Recently, the two governors have been working on an alternative healthcare reform plan to present to others, particlarly congress. Both governors were elected around the same time (Kasich in 2010, Hickenlooper in 2011) in mixed-party states, and immediately accepted Medicaid expansion under the Affordable Care Act. Both oppose the repeal of the the Act.
Barring a surprise star in the ranks, Democrats are not expected to field especially strong candidates in the next two years in preparation for 2020, and presumably, Donald Trump will be the GOP nominee for a second time, unless directly challenged by members of his own party. If they choose to join forces, their likely target would be the majority in each party that polls indicated dissatisfaction with their respective candidates.
While third-party candidates struggle for both funding and name recognition, these men have advantages most third-party candidates don’t. National profiles in each party, independent streaks, and media-friendly relationships and donor networks. And presumably, they carry less baggage or idiosyncrasies that the other “Governors squared” campaign with Johnson/Weld in 2016.
Governors tend to work well together, and share camraderie more than most partisan leaders, and these two governors are no exception.
Gov. Hickenlooper, a Democrat, has tended toward the centerline and his party, trying to carve out a reputation for working across the aisle.
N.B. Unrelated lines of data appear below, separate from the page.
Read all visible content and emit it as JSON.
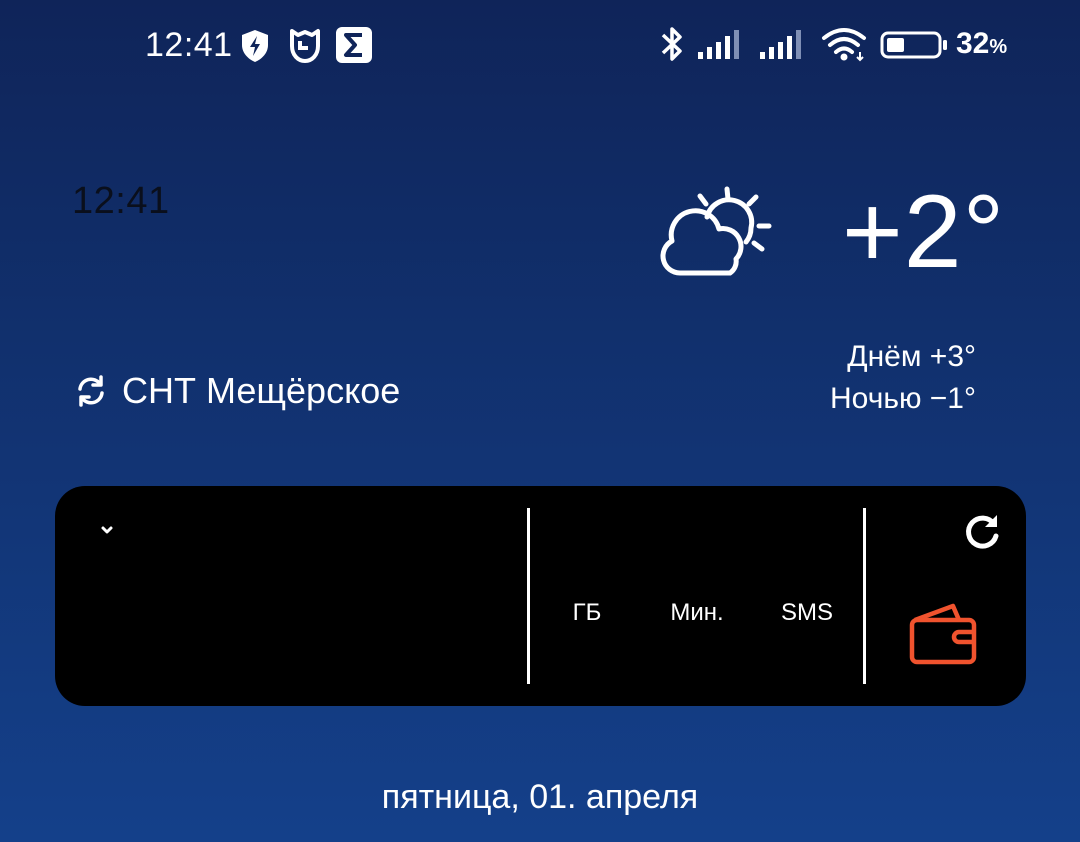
{
  "status_bar": {
    "time": "12:41",
    "battery_percent": "32",
    "battery_percent_sign": "%",
    "left_icons": [
      "shield-bolt-icon",
      "mi-home-icon",
      "sigma-icon"
    ],
    "right_icons": [
      "bluetooth-icon",
      "signal-sim1-icon",
      "signal-sim2-icon",
      "wifi-icon",
      "battery-icon"
    ],
    "battery_level": 0.32
  },
  "clock_widget": {
    "time": "12:41"
  },
  "weather": {
    "location": "СНТ Мещёрское",
    "icon": "partly-cloudy-icon",
    "temperature": "+2°",
    "day_forecast": "Днём +3°",
    "night_forecast": "Ночью −1°"
  },
  "operator_widget": {
    "units": {
      "gb": "ГБ",
      "minutes": "Мин.",
      "sms": "SMS"
    },
    "accent_color": "#f0532e"
  },
  "date": "пятница, 01. апреля"
}
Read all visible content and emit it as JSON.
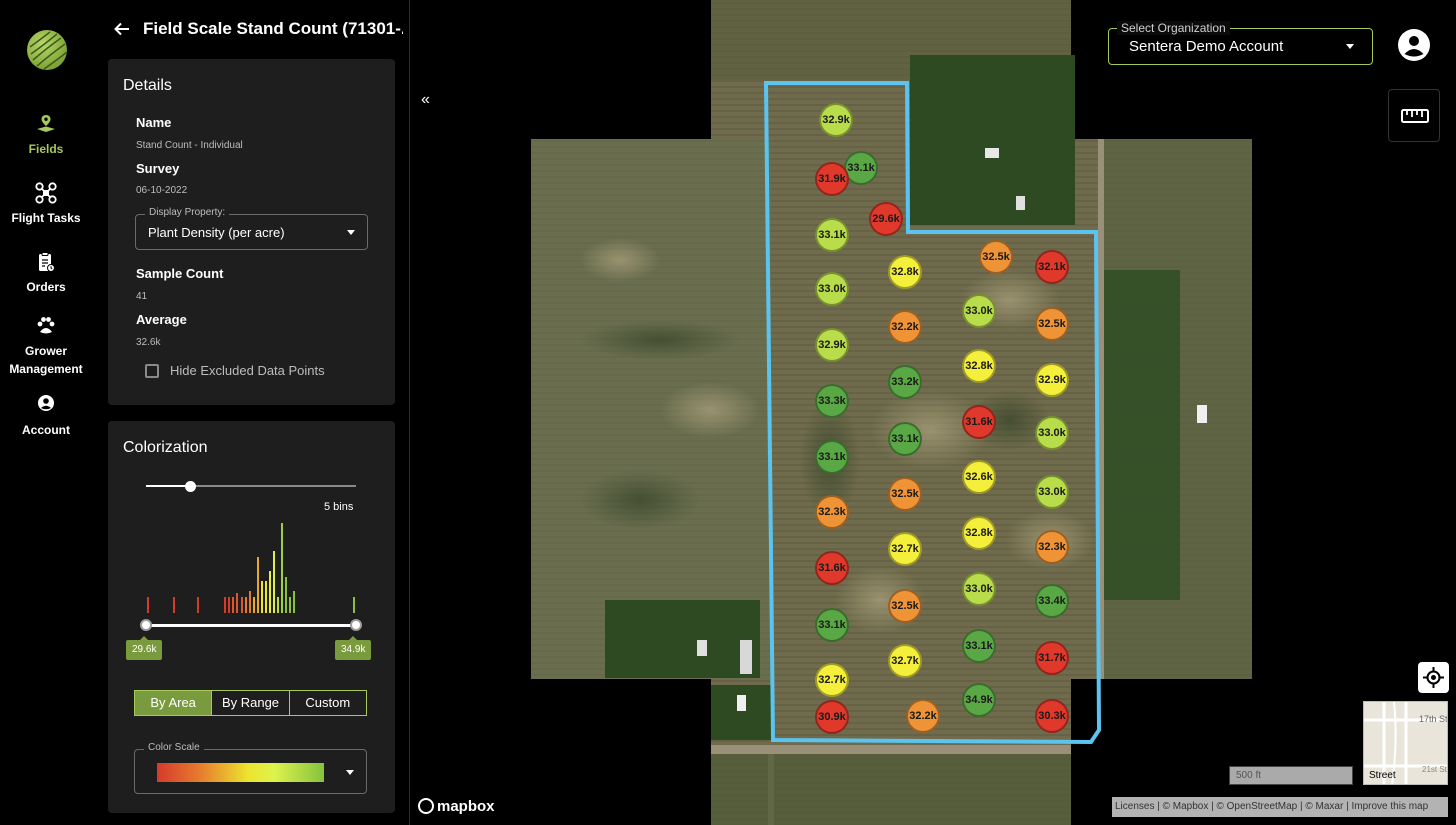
{
  "nav": {
    "items": [
      {
        "label": "Fields",
        "icon": "field-pin-icon"
      },
      {
        "label": "Flight Tasks",
        "icon": "drone-icon"
      },
      {
        "label": "Orders",
        "icon": "clipboard-icon"
      },
      {
        "label": "Grower Management",
        "icon": "growers-icon"
      },
      {
        "label": "Account",
        "icon": "account-circle-icon"
      }
    ]
  },
  "header": {
    "title": "Field Scale Stand Count (71301-..."
  },
  "details": {
    "title": "Details",
    "name_label": "Name",
    "name_value": "Stand Count - Individual",
    "survey_label": "Survey",
    "survey_value": "06-10-2022",
    "display_property_legend": "Display Property:",
    "display_property_value": "Plant Density (per acre)",
    "sample_count_label": "Sample Count",
    "sample_count_value": "41",
    "average_label": "Average",
    "average_value": "32.6k",
    "hide_excluded_label": "Hide Excluded Data Points",
    "hide_excluded_checked": false
  },
  "colorization": {
    "title": "Colorization",
    "bins_label": "5 bins",
    "bins_level": 0.2,
    "range_min_label": "29.6k",
    "range_max_label": "34.9k",
    "modes": [
      "By Area",
      "By Range",
      "Custom"
    ],
    "active_mode": "By Area",
    "color_scale_legend": "Color Scale",
    "scale_colors": [
      "#d63a2b",
      "#e67a2e",
      "#ece52f",
      "#dff24c",
      "#86c23f"
    ]
  },
  "map": {
    "org_legend": "Select Organization",
    "org_value": "Sentera Demo Account",
    "minimap_label": "Street",
    "scale_label": "500 ft",
    "attribution": "Licenses | © Mapbox | © OpenStreetMap | © Maxar | Improve this map",
    "logo_text": "mapbox",
    "markers": [
      {
        "label": "32.9k",
        "color": "#b8dc4a"
      },
      {
        "label": "33.1k",
        "color": "#5aa845"
      },
      {
        "label": "31.9k",
        "color": "#e0392b"
      },
      {
        "label": "29.6k",
        "color": "#e0392b"
      },
      {
        "label": "33.1k",
        "color": "#b8dc4a"
      },
      {
        "label": "33.0k",
        "color": "#b8dc4a"
      },
      {
        "label": "32.9k",
        "color": "#b8dc4a"
      },
      {
        "label": "33.3k",
        "color": "#5aa845"
      },
      {
        "label": "33.1k",
        "color": "#5aa845"
      },
      {
        "label": "32.3k",
        "color": "#ef9436"
      },
      {
        "label": "31.6k",
        "color": "#e0392b"
      },
      {
        "label": "33.1k",
        "color": "#5aa845"
      },
      {
        "label": "32.7k",
        "color": "#f4ef3b"
      },
      {
        "label": "30.9k",
        "color": "#e0392b"
      },
      {
        "label": "32.8k",
        "color": "#f4ef3b"
      },
      {
        "label": "32.2k",
        "color": "#ef9436"
      },
      {
        "label": "33.2k",
        "color": "#5aa845"
      },
      {
        "label": "33.1k",
        "color": "#5aa845"
      },
      {
        "label": "32.5k",
        "color": "#ef9436"
      },
      {
        "label": "32.7k",
        "color": "#f4ef3b"
      },
      {
        "label": "32.5k",
        "color": "#ef9436"
      },
      {
        "label": "32.7k",
        "color": "#f4ef3b"
      },
      {
        "label": "32.2k",
        "color": "#ef9436"
      },
      {
        "label": "32.5k",
        "color": "#ef9436"
      },
      {
        "label": "33.0k",
        "color": "#b8dc4a"
      },
      {
        "label": "32.8k",
        "color": "#f4ef3b"
      },
      {
        "label": "31.6k",
        "color": "#e0392b"
      },
      {
        "label": "32.6k",
        "color": "#f4ef3b"
      },
      {
        "label": "32.8k",
        "color": "#f4ef3b"
      },
      {
        "label": "33.0k",
        "color": "#b8dc4a"
      },
      {
        "label": "33.1k",
        "color": "#5aa845"
      },
      {
        "label": "34.9k",
        "color": "#5aa845"
      },
      {
        "label": "32.1k",
        "color": "#e0392b"
      },
      {
        "label": "32.5k",
        "color": "#ef9436"
      },
      {
        "label": "32.9k",
        "color": "#f4ef3b"
      },
      {
        "label": "33.0k",
        "color": "#b8dc4a"
      },
      {
        "label": "33.0k",
        "color": "#b8dc4a"
      },
      {
        "label": "32.3k",
        "color": "#ef9436"
      },
      {
        "label": "33.4k",
        "color": "#5aa845"
      },
      {
        "label": "31.7k",
        "color": "#e0392b"
      },
      {
        "label": "30.3k",
        "color": "#e0392b"
      }
    ]
  }
}
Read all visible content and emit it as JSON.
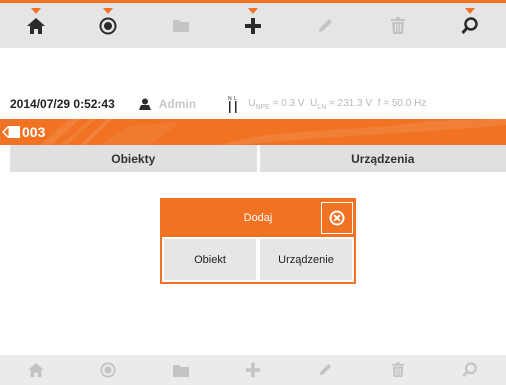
{
  "toolbar_top": {
    "items": [
      {
        "icon": "home-icon",
        "active": true
      },
      {
        "icon": "record-icon",
        "active": true
      },
      {
        "icon": "folder-icon",
        "active": false
      },
      {
        "icon": "plus-icon",
        "active": true
      },
      {
        "icon": "pencil-icon",
        "active": false
      },
      {
        "icon": "trash-icon",
        "active": false
      },
      {
        "icon": "search-icon",
        "active": true
      }
    ]
  },
  "status": {
    "datetime": "2014/07/29 0:52:43",
    "user": "Admin",
    "meas_upe_label": "U",
    "meas_upe_sub": "NPE",
    "meas_upe_value": " = 0.3 V",
    "meas_uln_label": "U",
    "meas_uln_sub": "LN",
    "meas_uln_value": " = 231.3 V",
    "meas_f": "f = 50.0 Hz"
  },
  "header": {
    "object_id": "003"
  },
  "tabs": [
    {
      "label": "Obiekty"
    },
    {
      "label": "Urządzenia"
    }
  ],
  "dialog": {
    "title": "Dodaj",
    "button_object": "Obiekt",
    "button_device": "Urządzenie"
  },
  "colors": {
    "accent": "#f07222",
    "toolbar_bg": "#e5e5e5",
    "icon_active": "#2b2b2b",
    "icon_inactive": "#c4c4c4"
  }
}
Gov. Kasich of course has been riding the middle line since his first days in the 2016 campaign, and stayed in until the last stretch of the Republican primary. He earned his stripes first years ago, however, not only accepting Obamacare expansion in his state, but traveling to other state capitals to lobby fellow Republicans to do the same.
Some believed that his continued presence helped to split the non-trump crowd in the primaries – roughly 60% until the end – especially toward the end, when it was mathematically impossible for him to win, and Senator Cruz still had a chance to capture remaining delegates.
National Review’s Matthew Continetti observed at the time, “The Ohio governor has won a single state: his own. He has 143 delegates. That puts him fourth in the count behind Donald Trump, Ted Cruz, and Marco Rubio — who is no longer a candidate. To win the nomination on the first ballot of the Republican convention, Kasich would have to win 138 percent of the remaining delegates. This is impossible. Even a politician should be able to do that math.”
Now, it appears that winning the nomination may not have been his end game.